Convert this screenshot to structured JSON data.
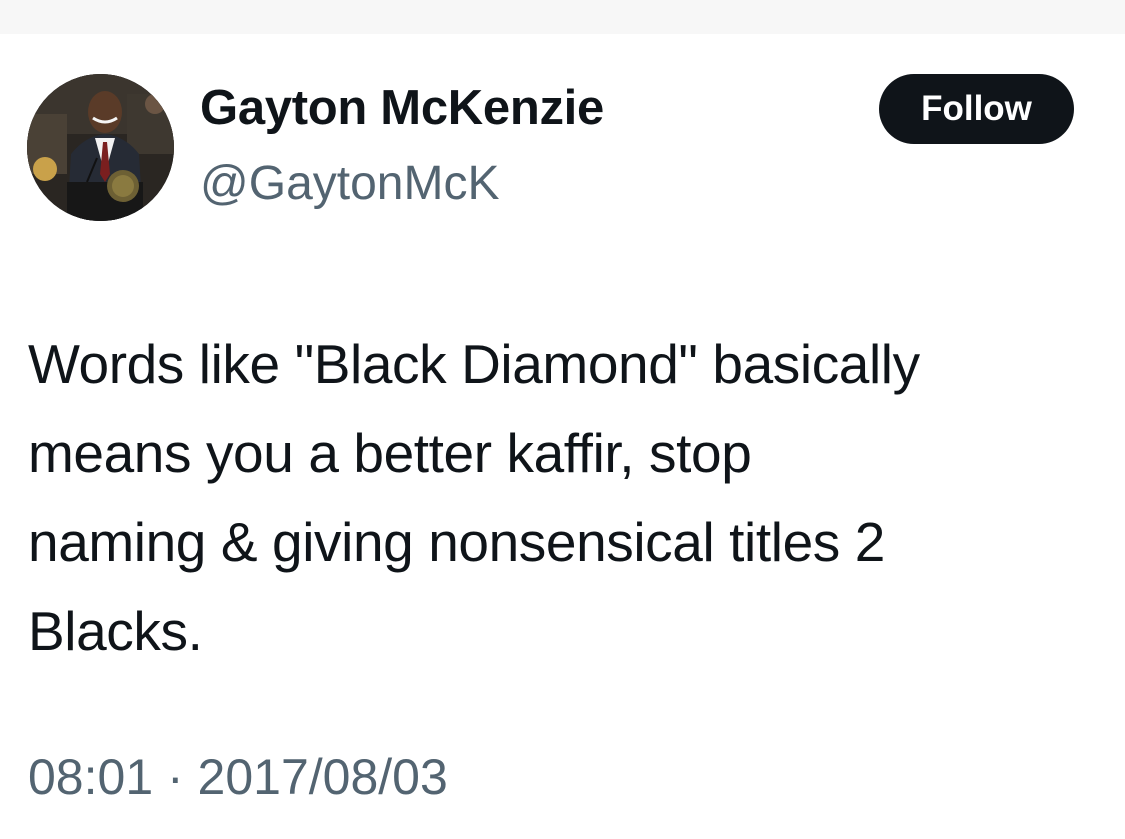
{
  "author": {
    "display_name": "Gayton McKenzie",
    "handle": "@GaytonMcK",
    "avatar_icon": "profile-photo-speaker-at-podium"
  },
  "follow_button": {
    "label": "Follow"
  },
  "tweet": {
    "text_lines": [
      "Words like \"Black Diamond\"  basically",
      "means you a better kaffir, stop",
      "naming & giving nonsensical titles 2",
      "Blacks."
    ],
    "timestamp": "08:01 · 2017/08/03"
  },
  "colors": {
    "text_primary": "#0f1419",
    "text_secondary": "#536471",
    "button_bg": "#0f1419",
    "button_text": "#ffffff",
    "top_strip": "#f7f7f7"
  }
}
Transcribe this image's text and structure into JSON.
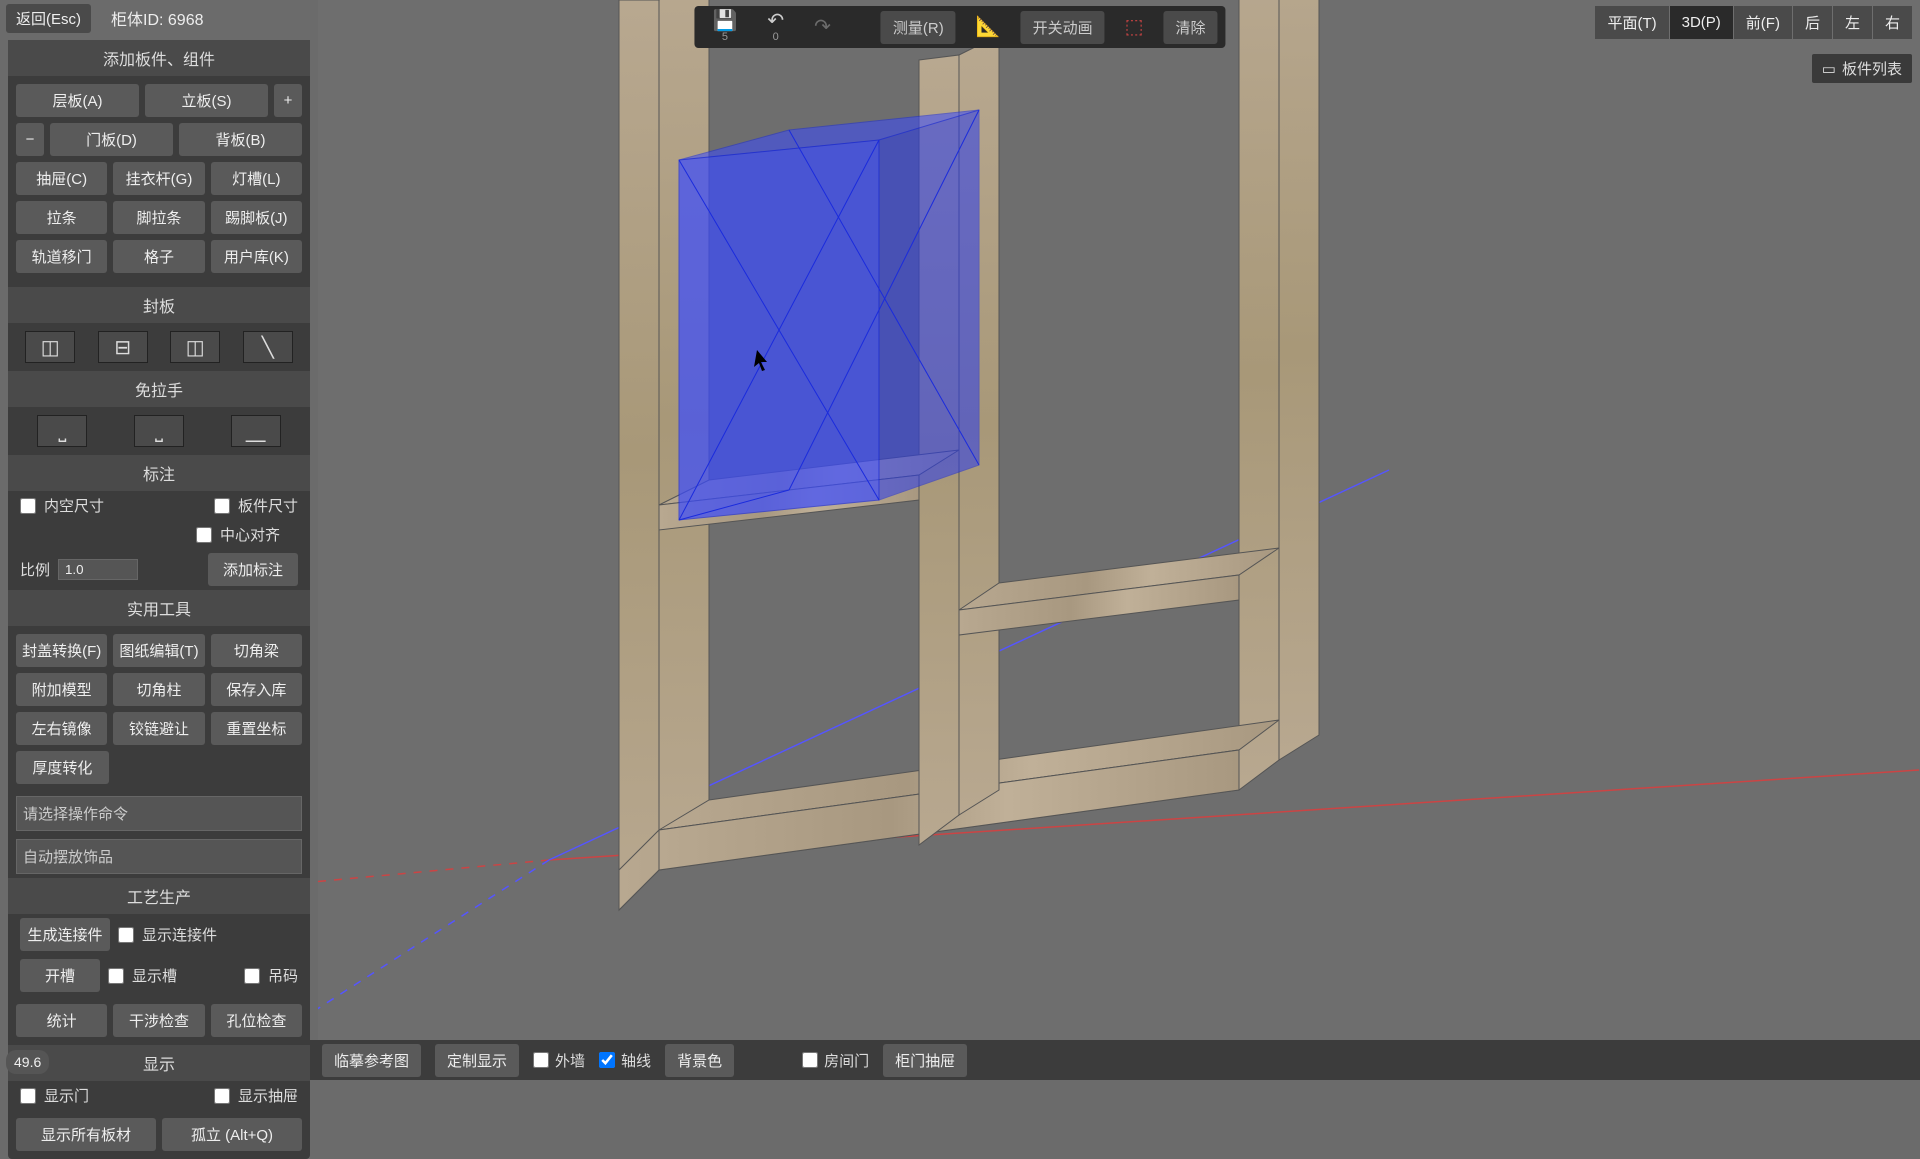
{
  "top": {
    "back": "返回(Esc)",
    "cabinet_id_label": "柜体ID:",
    "cabinet_id": "6968"
  },
  "center_toolbar": {
    "save_sub": "5",
    "undo_sub": "0",
    "measure": "测量(R)",
    "anim": "开关动画",
    "clear": "清除"
  },
  "views": {
    "plan": "平面(T)",
    "v3d": "3D(P)",
    "front": "前(F)",
    "back": "后",
    "left": "左",
    "right": "右"
  },
  "right_mini": {
    "label": "板件列表"
  },
  "panel": {
    "add_title": "添加板件、组件",
    "buttons": {
      "shelf": "层板(A)",
      "vertical": "立板(S)",
      "door": "门板(D)",
      "back": "背板(B)",
      "drawer": "抽屉(C)",
      "rod": "挂衣杆(G)",
      "light": "灯槽(L)",
      "strip": "拉条",
      "kickstrip": "脚拉条",
      "kick": "踢脚板(J)",
      "slide": "轨道移门",
      "grid": "格子",
      "userlib": "用户库(K)"
    },
    "seal_title": "封板",
    "handle_title": "免拉手",
    "annot_title": "标注",
    "annot": {
      "inner": "内空尺寸",
      "panel": "板件尺寸",
      "center": "中心对齐",
      "scale_label": "比例",
      "scale_value": "1.0",
      "add": "添加标注"
    },
    "tools_title": "实用工具",
    "tools": {
      "cover": "封盖转换(F)",
      "drawing": "图纸编辑(T)",
      "cutbeam": "切角梁",
      "attach": "附加模型",
      "cutcol": "切角柱",
      "save": "保存入库",
      "mirror": "左右镜像",
      "hinge": "铰链避让",
      "reset": "重置坐标",
      "thick": "厚度转化"
    },
    "select1": "请选择操作命令",
    "select2": "自动摆放饰品",
    "craft_title": "工艺生产",
    "craft": {
      "gen": "生成连接件",
      "show_conn": "显示连接件",
      "slot": "开槽",
      "show_slot": "显示槽",
      "code": "吊码",
      "stat": "统计",
      "interf": "干涉检查",
      "hole": "孔位检查"
    },
    "display_title": "显示",
    "display": {
      "door": "显示门",
      "drawer": "显示抽屉",
      "all": "显示所有板材",
      "isolate": "孤立 (Alt+Q)"
    }
  },
  "bottom": {
    "ref": "临摹参考图",
    "custom": "定制显示",
    "wall": "外墙",
    "axis": "轴线",
    "bg": "背景色",
    "roomdoor": "房间门",
    "cabdoor": "柜门抽屉"
  },
  "badge": "49.6"
}
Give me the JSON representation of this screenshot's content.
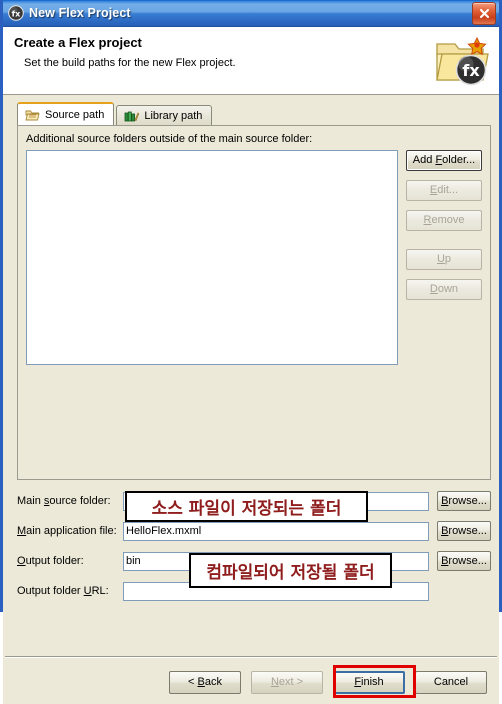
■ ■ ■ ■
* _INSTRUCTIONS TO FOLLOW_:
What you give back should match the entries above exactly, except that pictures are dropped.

* _ANSWER SECTION_:
Convert this screenshot to structured JSON data.
{
  "author": {
    "display_name": "Gayton McKenzie",
    "handle": "@GaytonMcK",
    "avatar_icon": "profile-photo-speaker-at-podium"
  },
  "follow_button": {
    "label": "Follow"
  },
  "tweet": {
    "text_lines": [
      "Words like \"Black Diamond\"  basically",
      "means you a better kaffir, stop",
      "naming & giving nonsensical titles 2",
      "Blacks."
    ],
    "timestamp": "08:01 · 2017/08/03"
  },
  "colors": {
    "text_primary": "#0f1419",
    "text_secondary": "#536471",
    "button_bg": "#0f1419",
    "button_text": "#ffffff",
    "top_strip": "#f7f7f7"
  }
}
Transcribe this image's text and structure into JSON.
{
  "top": {
    "back": "返回(Esc)",
    "cabinet_id_label": "柜体ID:",
    "cabinet_id": "6968"
  },
  "center_toolbar": {
    "save_sub": "5",
    "undo_sub": "0",
    "measure": "测量(R)",
    "anim": "开关动画",
    "clear": "清除"
  },
  "views": {
    "plan": "平面(T)",
    "v3d": "3D(P)",
    "front": "前(F)",
    "back": "后",
    "left": "左",
    "right": "右"
  },
  "right_mini": {
    "label": "板件列表"
  },
  "panel": {
    "add_title": "添加板件、组件",
    "buttons": {
      "shelf": "层板(A)",
      "vertical": "立板(S)",
      "door": "门板(D)",
      "back": "背板(B)",
      "drawer": "抽屉(C)",
      "rod": "挂衣杆(G)",
      "light": "灯槽(L)",
      "strip": "拉条",
      "kickstrip": "脚拉条",
      "kick": "踢脚板(J)",
      "slide": "轨道移门",
      "grid": "格子",
      "userlib": "用户库(K)"
    },
    "seal_title": "封板",
    "handle_title": "免拉手",
    "annot_title": "标注",
    "annot": {
      "inner": "内空尺寸",
      "panel": "板件尺寸",
      "center": "中心对齐",
      "scale_label": "比例",
      "scale_value": "1.0",
      "add": "添加标注"
    },
    "tools_title": "实用工具",
    "tools": {
      "cover": "封盖转换(F)",
      "drawing": "图纸编辑(T)",
      "cutbeam": "切角梁",
      "attach": "附加模型",
      "cutcol": "切角柱",
      "save": "保存入库",
      "mirror": "左右镜像",
      "hinge": "铰链避让",
      "reset": "重置坐标",
      "thick": "厚度转化"
    },
    "select1": "请选择操作命令",
    "select2": "自动摆放饰品",
    "craft_title": "工艺生产",
    "craft": {
      "gen": "生成连接件",
      "show_conn": "显示连接件",
      "slot": "开槽",
      "show_slot": "显示槽",
      "code": "吊码",
      "stat": "统计",
      "interf": "干涉检查",
      "hole": "孔位检查"
    },
    "display_title": "显示",
    "display": {
      "door": "显示门",
      "drawer": "显示抽屉",
      "all": "显示所有板材",
      "isolate": "孤立 (Alt+Q)"
    }
  },
  "bottom": {
    "ref": "临摹参考图",
    "custom": "定制显示",
    "wall": "外墙",
    "axis": "轴线",
    "bg": "背景色",
    "roomdoor": "房间门",
    "cabdoor": "柜门抽屉"
  },
  "badge": "49.6"
}
Give me the JSON representation of this screenshot's content.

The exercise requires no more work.